TASK PROMPT:
Print the entries underneath word for word, omitting whatever pictures they contain.

STORED DATA:
[Start of section]

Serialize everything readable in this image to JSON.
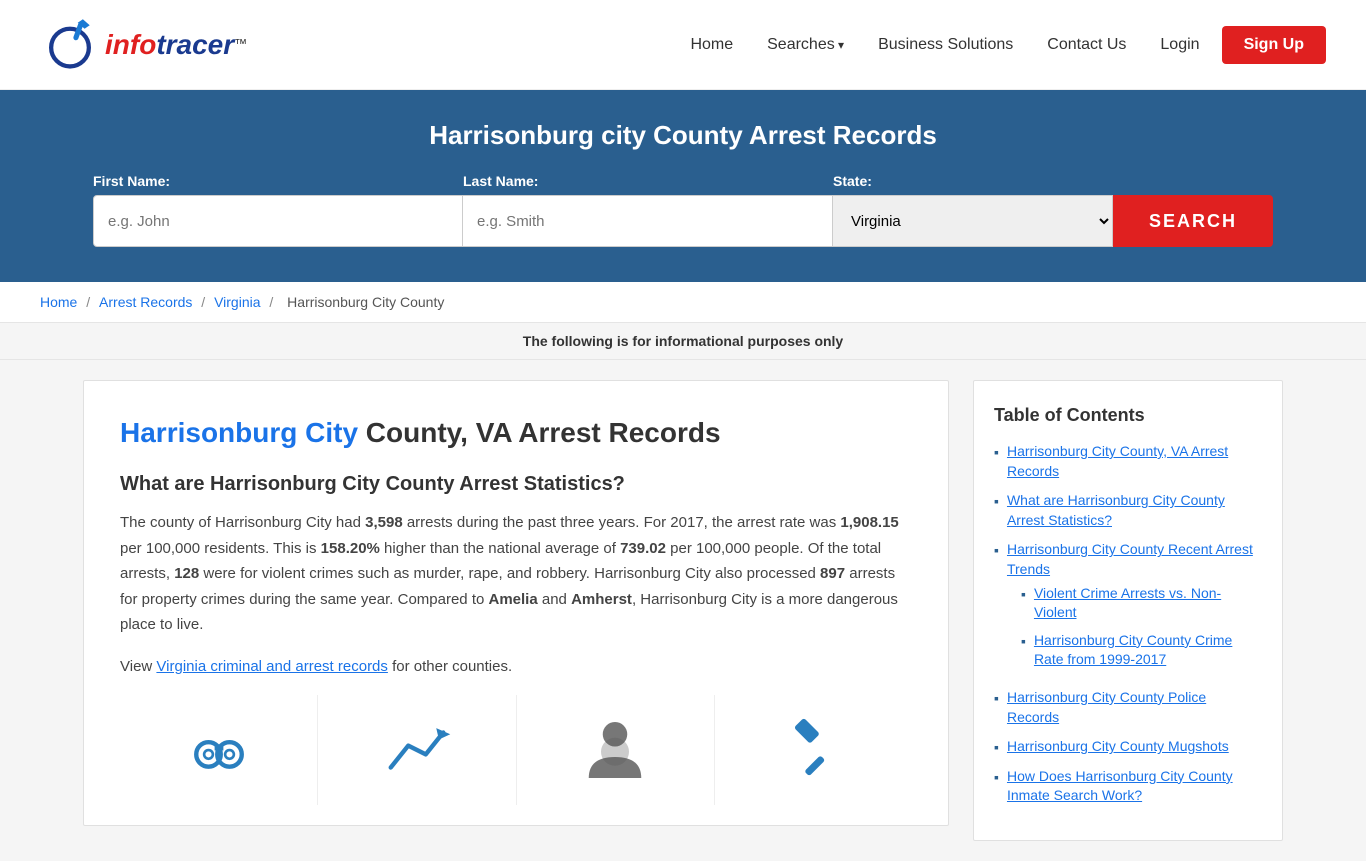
{
  "site": {
    "logo_text_red": "info",
    "logo_text_blue": "tracer",
    "logo_trademark": "™"
  },
  "nav": {
    "home_label": "Home",
    "searches_label": "Searches",
    "business_solutions_label": "Business Solutions",
    "contact_us_label": "Contact Us",
    "login_label": "Login",
    "signup_label": "Sign Up"
  },
  "banner": {
    "title": "Harrisonburg city County Arrest Records"
  },
  "search_form": {
    "first_name_label": "First Name:",
    "first_name_placeholder": "e.g. John",
    "last_name_label": "Last Name:",
    "last_name_placeholder": "e.g. Smith",
    "state_label": "State:",
    "state_value": "Virginia",
    "search_button_label": "SEARCH"
  },
  "breadcrumb": {
    "home": "Home",
    "arrest_records": "Arrest Records",
    "state": "Virginia",
    "county": "Harrisonburg City County"
  },
  "info_banner": "The following is for informational purposes only",
  "content": {
    "heading_blue": "Harrisonburg City",
    "heading_rest": " County, VA Arrest Records",
    "subheading": "What are Harrisonburg City County Arrest Statistics?",
    "paragraph1": "The county of Harrisonburg City had 3,598 arrests during the past three years. For 2017, the arrest rate was 1,908.15 per 100,000 residents. This is 158.20% higher than the national average of 739.02 per 100,000 people. Of the total arrests, 128 were for violent crimes such as murder, rape, and robbery. Harrisonburg City also processed 897 arrests for property crimes during the same year. Compared to Amelia and Amherst, Harrisonburg City is a more dangerous place to live.",
    "paragraph1_bold_values": [
      "3,598",
      "1,908.15",
      "158.20%",
      "739.02",
      "128",
      "897",
      "Amelia",
      "Amherst"
    ],
    "paragraph2_prefix": "View ",
    "paragraph2_link": "Virginia criminal and arrest records",
    "paragraph2_suffix": " for other counties."
  },
  "toc": {
    "heading": "Table of Contents",
    "items": [
      {
        "label": "Harrisonburg City County, VA Arrest Records",
        "sub": []
      },
      {
        "label": "What are Harrisonburg City County Arrest Statistics?",
        "sub": []
      },
      {
        "label": "Harrisonburg City County Recent Arrest Trends",
        "sub": [
          "Violent Crime Arrests vs. Non-Violent",
          "Harrisonburg City County Crime Rate from 1999-2017"
        ]
      },
      {
        "label": "Harrisonburg City County Police Records",
        "sub": []
      },
      {
        "label": "Harrisonburg City County Mugshots",
        "sub": []
      },
      {
        "label": "How Does Harrisonburg City County Inmate Search Work?",
        "sub": []
      }
    ]
  },
  "colors": {
    "red": "#e02020",
    "blue": "#1a73e8",
    "dark_blue": "#2a5f8f",
    "icon_blue": "#2a7fbf"
  }
}
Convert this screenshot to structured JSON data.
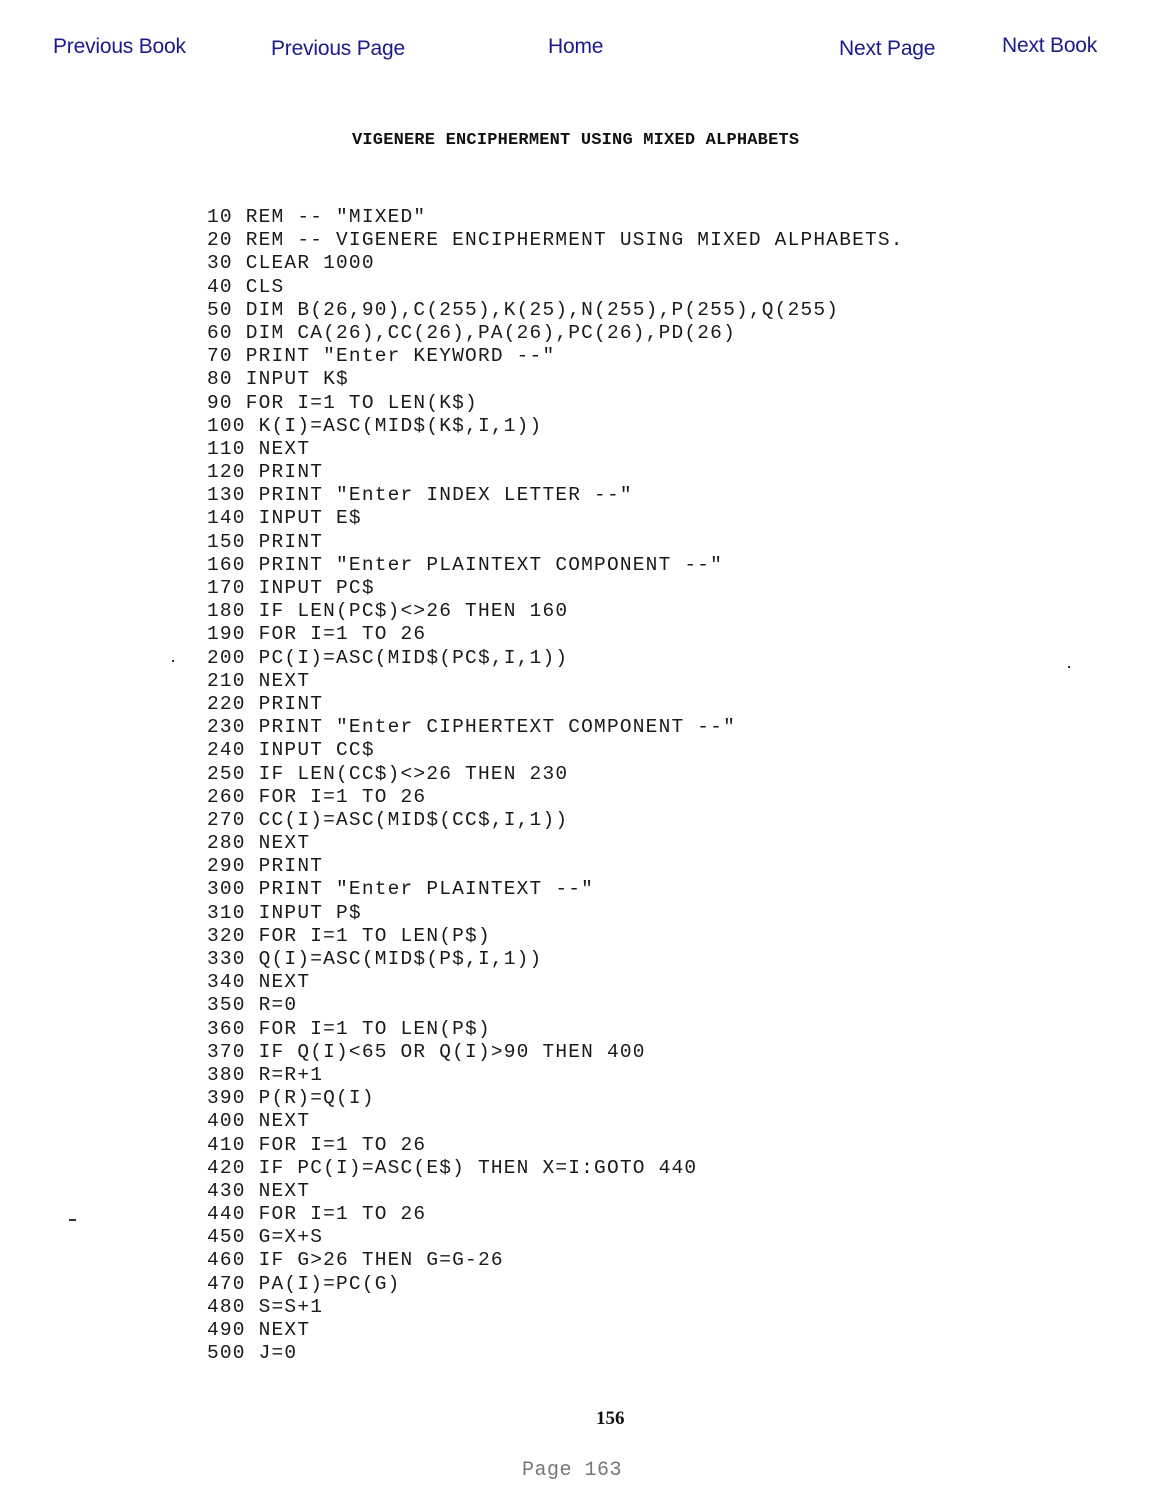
{
  "nav": {
    "previous_book": "Previous Book",
    "previous_page": "Previous Page",
    "home": "Home",
    "next_page": "Next Page",
    "next_book": "Next Book",
    "link_color": "#1a1a8c"
  },
  "document": {
    "title": "VIGENERE ENCIPHERMENT USING MIXED ALPHABETS",
    "code_lines": [
      "10 REM -- \"MIXED\"",
      "20 REM -- VIGENERE ENCIPHERMENT USING MIXED ALPHABETS.",
      "30 CLEAR 1000",
      "40 CLS",
      "50 DIM B(26,90),C(255),K(25),N(255),P(255),Q(255)",
      "60 DIM CA(26),CC(26),PA(26),PC(26),PD(26)",
      "70 PRINT \"Enter KEYWORD --\"",
      "80 INPUT K$",
      "90 FOR I=1 TO LEN(K$)",
      "100 K(I)=ASC(MID$(K$,I,1))",
      "110 NEXT",
      "120 PRINT",
      "130 PRINT \"Enter INDEX LETTER --\"",
      "140 INPUT E$",
      "150 PRINT",
      "160 PRINT \"Enter PLAINTEXT COMPONENT --\"",
      "170 INPUT PC$",
      "180 IF LEN(PC$)<>26 THEN 160",
      "190 FOR I=1 TO 26",
      "200 PC(I)=ASC(MID$(PC$,I,1))",
      "210 NEXT",
      "220 PRINT",
      "230 PRINT \"Enter CIPHERTEXT COMPONENT --\"",
      "240 INPUT CC$",
      "250 IF LEN(CC$)<>26 THEN 230",
      "260 FOR I=1 TO 26",
      "270 CC(I)=ASC(MID$(CC$,I,1))",
      "280 NEXT",
      "290 PRINT",
      "300 PRINT \"Enter PLAINTEXT --\"",
      "310 INPUT P$",
      "320 FOR I=1 TO LEN(P$)",
      "330 Q(I)=ASC(MID$(P$,I,1))",
      "340 NEXT",
      "350 R=0",
      "360 FOR I=1 TO LEN(P$)",
      "370 IF Q(I)<65 OR Q(I)>90 THEN 400",
      "380 R=R+1",
      "390 P(R)=Q(I)",
      "400 NEXT",
      "410 FOR I=1 TO 26",
      "420 IF PC(I)=ASC(E$) THEN X=I:GOTO 440",
      "430 NEXT",
      "440 FOR I=1 TO 26",
      "450 G=X+S",
      "460 IF G>26 THEN G=G-26",
      "470 PA(I)=PC(G)",
      "480 S=S+1",
      "490 NEXT",
      "500 J=0"
    ],
    "printed_page_number": "156"
  },
  "footer": {
    "page_indicator": "Page 163"
  }
}
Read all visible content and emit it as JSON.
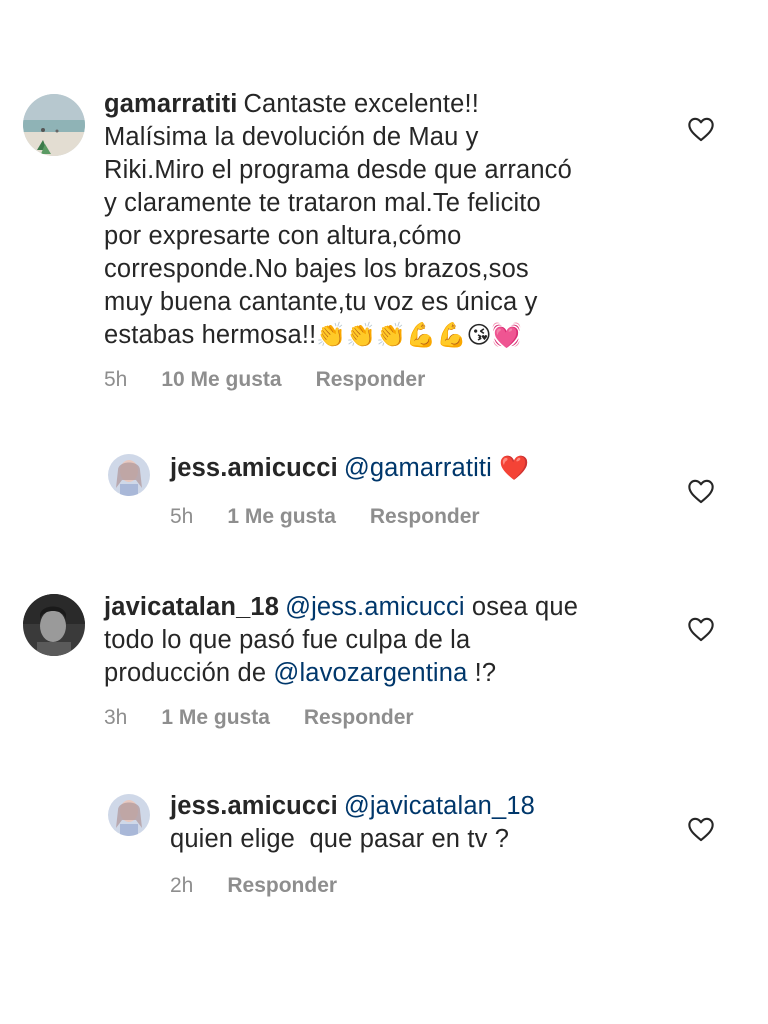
{
  "comments": [
    {
      "username": "gamarratiti",
      "text_lines": [
        "Cantaste excelente!!",
        "Malísima la devolución de Mau y",
        "Riki.Miro el programa desde que arrancó",
        "y claramente te trataron mal.Te felicito",
        "por expresarte con altura,cómo",
        "corresponde.No bajes los brazos,sos",
        "muy buena cantante,tu voz es única y",
        "estabas hermosa!!"
      ],
      "emojis": "👏👏👏💪💪😘💓",
      "time": "5h",
      "likes": "10 Me gusta",
      "reply": "Responder"
    },
    {
      "username": "jess.amicucci",
      "mention": "@gamarratiti",
      "emojis": "❤️",
      "time": "5h",
      "likes": "1 Me gusta",
      "reply": "Responder"
    },
    {
      "username": "javicatalan_18",
      "mention": "@jess.amicucci",
      "text_line1": "osea que",
      "text_line2": "todo lo que pasó fue culpa de la",
      "text_line3_pre": "producción de",
      "mention2": "@lavozargentina",
      "text_line3_post": "!?",
      "time": "3h",
      "likes": "1 Me gusta",
      "reply": "Responder"
    },
    {
      "username": "jess.amicucci",
      "mention": "@javicatalan_18",
      "text_line2": "quien elige  que pasar en tv ?",
      "time": "2h",
      "reply": "Responder"
    }
  ],
  "icons": {
    "like": "heart-outline-icon"
  },
  "colors": {
    "text": "#262626",
    "meta": "#8e8e8e",
    "mention": "#00376b"
  }
}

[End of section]

RESULT:
Serialize everything readable in this image to JSON.
{
  "site": {
    "logo_text_red": "info",
    "logo_text_blue": "tracer",
    "logo_trademark": "™"
  },
  "nav": {
    "home_label": "Home",
    "searches_label": "Searches",
    "business_solutions_label": "Business Solutions",
    "contact_us_label": "Contact Us",
    "login_label": "Login",
    "signup_label": "Sign Up"
  },
  "banner": {
    "title": "Harrisonburg city County Arrest Records"
  },
  "search_form": {
    "first_name_label": "First Name:",
    "first_name_placeholder": "e.g. John",
    "last_name_label": "Last Name:",
    "last_name_placeholder": "e.g. Smith",
    "state_label": "State:",
    "state_value": "Virginia",
    "search_button_label": "SEARCH"
  },
  "breadcrumb": {
    "home": "Home",
    "arrest_records": "Arrest Records",
    "state": "Virginia",
    "county": "Harrisonburg City County"
  },
  "info_banner": "The following is for informational purposes only",
  "content": {
    "heading_blue": "Harrisonburg City",
    "heading_rest": " County, VA Arrest Records",
    "subheading": "What are Harrisonburg City County Arrest Statistics?",
    "paragraph1": "The county of Harrisonburg City had 3,598 arrests during the past three years. For 2017, the arrest rate was 1,908.15 per 100,000 residents. This is 158.20% higher than the national average of 739.02 per 100,000 people. Of the total arrests, 128 were for violent crimes such as murder, rape, and robbery. Harrisonburg City also processed 897 arrests for property crimes during the same year. Compared to Amelia and Amherst, Harrisonburg City is a more dangerous place to live.",
    "paragraph1_bold_values": [
      "3,598",
      "1,908.15",
      "158.20%",
      "739.02",
      "128",
      "897",
      "Amelia",
      "Amherst"
    ],
    "paragraph2_prefix": "View ",
    "paragraph2_link": "Virginia criminal and arrest records",
    "paragraph2_suffix": " for other counties."
  },
  "toc": {
    "heading": "Table of Contents",
    "items": [
      {
        "label": "Harrisonburg City County, VA Arrest Records",
        "sub": []
      },
      {
        "label": "What are Harrisonburg City County Arrest Statistics?",
        "sub": []
      },
      {
        "label": "Harrisonburg City County Recent Arrest Trends",
        "sub": [
          "Violent Crime Arrests vs. Non-Violent",
          "Harrisonburg City County Crime Rate from 1999-2017"
        ]
      },
      {
        "label": "Harrisonburg City County Police Records",
        "sub": []
      },
      {
        "label": "Harrisonburg City County Mugshots",
        "sub": []
      },
      {
        "label": "How Does Harrisonburg City County Inmate Search Work?",
        "sub": []
      }
    ]
  },
  "colors": {
    "red": "#e02020",
    "blue": "#1a73e8",
    "dark_blue": "#2a5f8f",
    "icon_blue": "#2a7fbf"
  }
}
Convert this screenshot to structured JSON data.
{
  "nav": {
    "previous_book": "Previous Book",
    "previous_page": "Previous Page",
    "home": "Home",
    "next_page": "Next Page",
    "next_book": "Next Book",
    "link_color": "#1a1a8c"
  },
  "document": {
    "title": "VIGENERE ENCIPHERMENT USING MIXED ALPHABETS",
    "code_lines": [
      "10 REM -- \"MIXED\"",
      "20 REM -- VIGENERE ENCIPHERMENT USING MIXED ALPHABETS.",
      "30 CLEAR 1000",
      "40 CLS",
      "50 DIM B(26,90),C(255),K(25),N(255),P(255),Q(255)",
      "60 DIM CA(26),CC(26),PA(26),PC(26),PD(26)",
      "70 PRINT \"Enter KEYWORD --\"",
      "80 INPUT K$",
      "90 FOR I=1 TO LEN(K$)",
      "100 K(I)=ASC(MID$(K$,I,1))",
      "110 NEXT",
      "120 PRINT",
      "130 PRINT \"Enter INDEX LETTER --\"",
      "140 INPUT E$",
      "150 PRINT",
      "160 PRINT \"Enter PLAINTEXT COMPONENT --\"",
      "170 INPUT PC$",
      "180 IF LEN(PC$)<>26 THEN 160",
      "190 FOR I=1 TO 26",
      "200 PC(I)=ASC(MID$(PC$,I,1))",
      "210 NEXT",
      "220 PRINT",
      "230 PRINT \"Enter CIPHERTEXT COMPONENT --\"",
      "240 INPUT CC$",
      "250 IF LEN(CC$)<>26 THEN 230",
      "260 FOR I=1 TO 26",
      "270 CC(I)=ASC(MID$(CC$,I,1))",
      "280 NEXT",
      "290 PRINT",
      "300 PRINT \"Enter PLAINTEXT --\"",
      "310 INPUT P$",
      "320 FOR I=1 TO LEN(P$)",
      "330 Q(I)=ASC(MID$(P$,I,1))",
      "340 NEXT",
      "350 R=0",
      "360 FOR I=1 TO LEN(P$)",
      "370 IF Q(I)<65 OR Q(I)>90 THEN 400",
      "380 R=R+1",
      "390 P(R)=Q(I)",
      "400 NEXT",
      "410 FOR I=1 TO 26",
      "420 IF PC(I)=ASC(E$) THEN X=I:GOTO 440",
      "430 NEXT",
      "440 FOR I=1 TO 26",
      "450 G=X+S",
      "460 IF G>26 THEN G=G-26",
      "470 PA(I)=PC(G)",
      "480 S=S+1",
      "490 NEXT",
      "500 J=0"
    ],
    "printed_page_number": "156"
  },
  "footer": {
    "page_indicator": "Page 163"
  }
}
Read all visible content and emit it as JSON.
{
  "comments": [
    {
      "username": "gamarratiti",
      "text_lines": [
        "Cantaste excelente!!",
        "Malísima la devolución de Mau y",
        "Riki.Miro el programa desde que arrancó",
        "y claramente te trataron mal.Te felicito",
        "por expresarte con altura,cómo",
        "corresponde.No bajes los brazos,sos",
        "muy buena cantante,tu voz es única y",
        "estabas hermosa!!"
      ],
      "emojis": "👏👏👏💪💪😘💓",
      "time": "5h",
      "likes": "10 Me gusta",
      "reply": "Responder"
    },
    {
      "username": "jess.amicucci",
      "mention": "@gamarratiti",
      "emojis": "❤️",
      "time": "5h",
      "likes": "1 Me gusta",
      "reply": "Responder"
    },
    {
      "username": "javicatalan_18",
      "mention": "@jess.amicucci",
      "text_line1": "osea que",
      "text_line2": "todo lo que pasó fue culpa de la",
      "text_line3_pre": "producción de",
      "mention2": "@lavozargentina",
      "text_line3_post": "!?",
      "time": "3h",
      "likes": "1 Me gusta",
      "reply": "Responder"
    },
    {
      "username": "jess.amicucci",
      "mention": "@javicatalan_18",
      "text_line2": "quien elige  que pasar en tv ?",
      "time": "2h",
      "reply": "Responder"
    }
  ],
  "icons": {
    "like": "heart-outline-icon"
  },
  "colors": {
    "text": "#262626",
    "meta": "#8e8e8e",
    "mention": "#00376b"
  }
}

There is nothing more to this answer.